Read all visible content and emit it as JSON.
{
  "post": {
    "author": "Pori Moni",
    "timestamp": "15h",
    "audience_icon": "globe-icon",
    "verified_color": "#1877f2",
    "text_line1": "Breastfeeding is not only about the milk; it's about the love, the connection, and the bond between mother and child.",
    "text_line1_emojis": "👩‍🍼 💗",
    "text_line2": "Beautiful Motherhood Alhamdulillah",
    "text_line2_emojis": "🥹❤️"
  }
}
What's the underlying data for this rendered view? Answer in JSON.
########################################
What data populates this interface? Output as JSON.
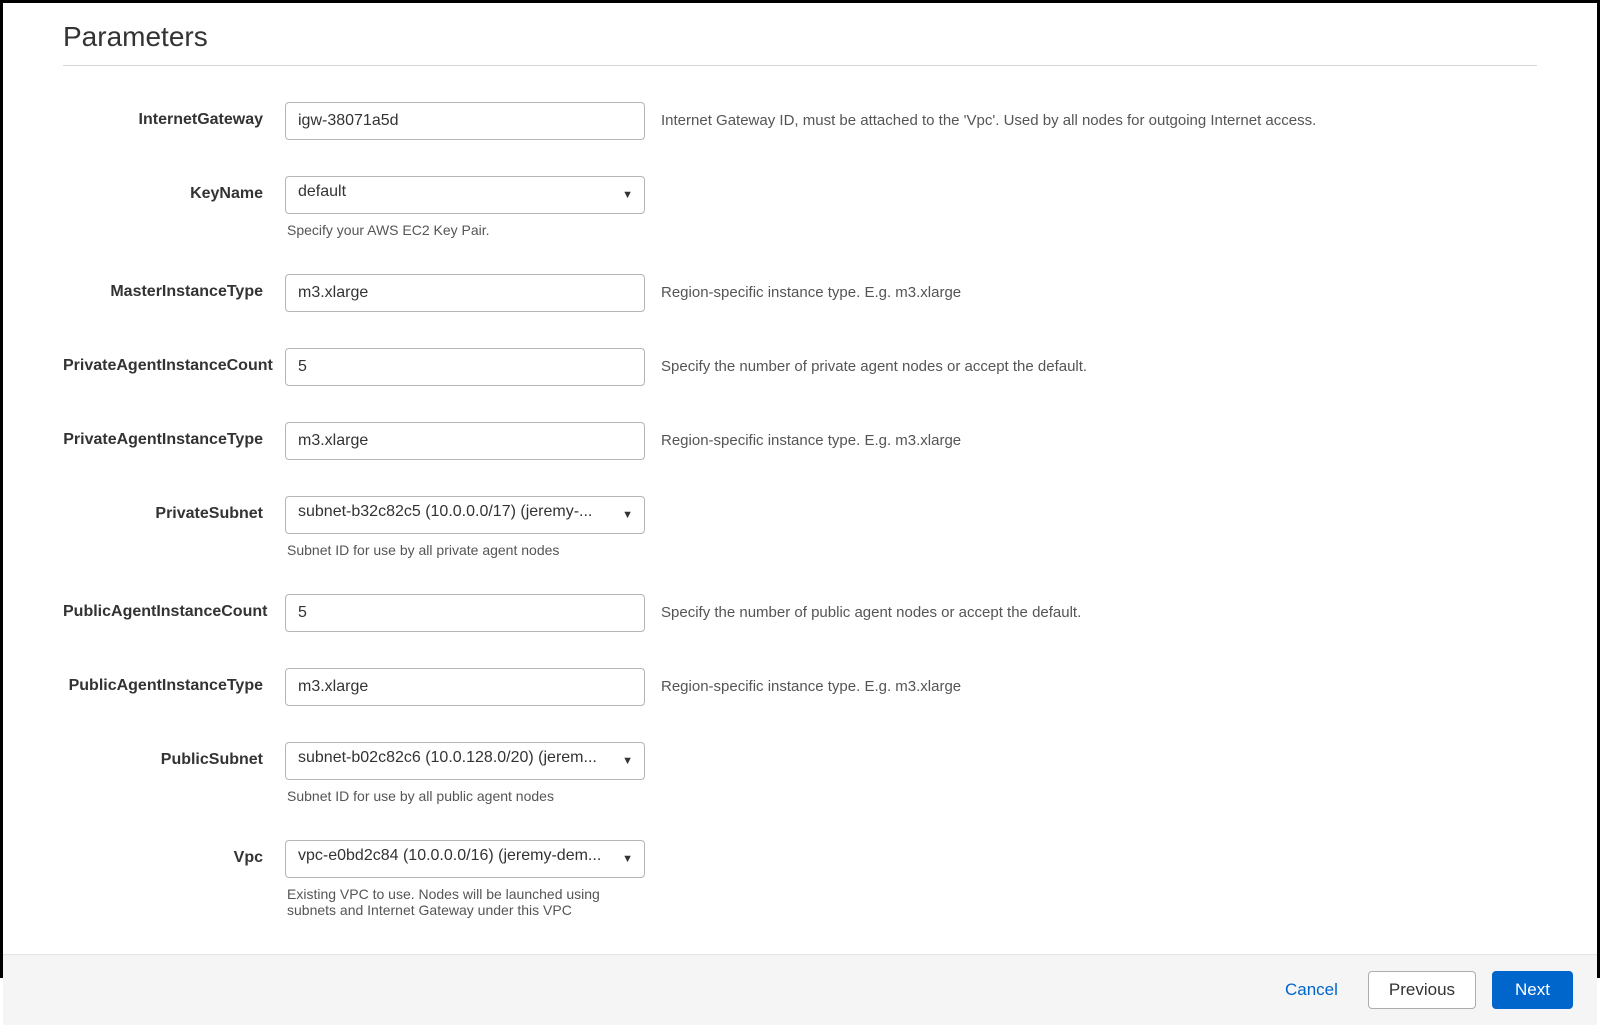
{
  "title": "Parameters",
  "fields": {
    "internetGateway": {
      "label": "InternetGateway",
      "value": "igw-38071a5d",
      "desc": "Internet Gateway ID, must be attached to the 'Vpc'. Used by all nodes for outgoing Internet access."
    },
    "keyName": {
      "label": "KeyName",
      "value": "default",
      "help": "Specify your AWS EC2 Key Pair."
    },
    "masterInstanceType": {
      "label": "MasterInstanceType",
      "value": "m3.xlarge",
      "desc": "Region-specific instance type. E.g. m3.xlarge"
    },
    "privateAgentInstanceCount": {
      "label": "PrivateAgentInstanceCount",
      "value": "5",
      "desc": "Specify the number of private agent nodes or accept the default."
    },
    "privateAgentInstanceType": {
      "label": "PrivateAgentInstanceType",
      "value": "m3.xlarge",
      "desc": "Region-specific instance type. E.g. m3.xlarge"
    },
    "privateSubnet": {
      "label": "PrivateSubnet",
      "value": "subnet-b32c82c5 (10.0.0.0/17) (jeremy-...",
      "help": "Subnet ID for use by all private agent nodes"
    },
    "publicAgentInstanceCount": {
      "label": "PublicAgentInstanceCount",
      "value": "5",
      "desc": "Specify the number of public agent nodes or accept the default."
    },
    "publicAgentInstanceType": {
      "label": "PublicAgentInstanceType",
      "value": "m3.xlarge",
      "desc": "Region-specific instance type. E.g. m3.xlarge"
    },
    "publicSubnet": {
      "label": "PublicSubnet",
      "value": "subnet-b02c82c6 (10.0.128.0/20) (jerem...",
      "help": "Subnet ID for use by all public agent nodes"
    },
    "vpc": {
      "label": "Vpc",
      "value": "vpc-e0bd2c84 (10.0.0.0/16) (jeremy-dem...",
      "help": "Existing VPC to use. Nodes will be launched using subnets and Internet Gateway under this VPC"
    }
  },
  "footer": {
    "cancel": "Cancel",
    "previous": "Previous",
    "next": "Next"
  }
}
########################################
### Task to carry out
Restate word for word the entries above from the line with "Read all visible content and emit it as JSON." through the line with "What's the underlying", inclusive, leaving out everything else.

### Response
Read all visible content and emit it as JSON.
{
  "post": {
    "author": "Pori Moni",
    "timestamp": "15h",
    "audience_icon": "globe-icon",
    "verified_color": "#1877f2",
    "text_line1": "Breastfeeding is not only about the milk; it's about the love, the connection, and the bond between mother and child.",
    "text_line1_emojis": "👩‍🍼 💗",
    "text_line2": "Beautiful Motherhood Alhamdulillah",
    "text_line2_emojis": "🥹❤️"
  }
}
What's the underlying data for this rendered view? Answer in JSON.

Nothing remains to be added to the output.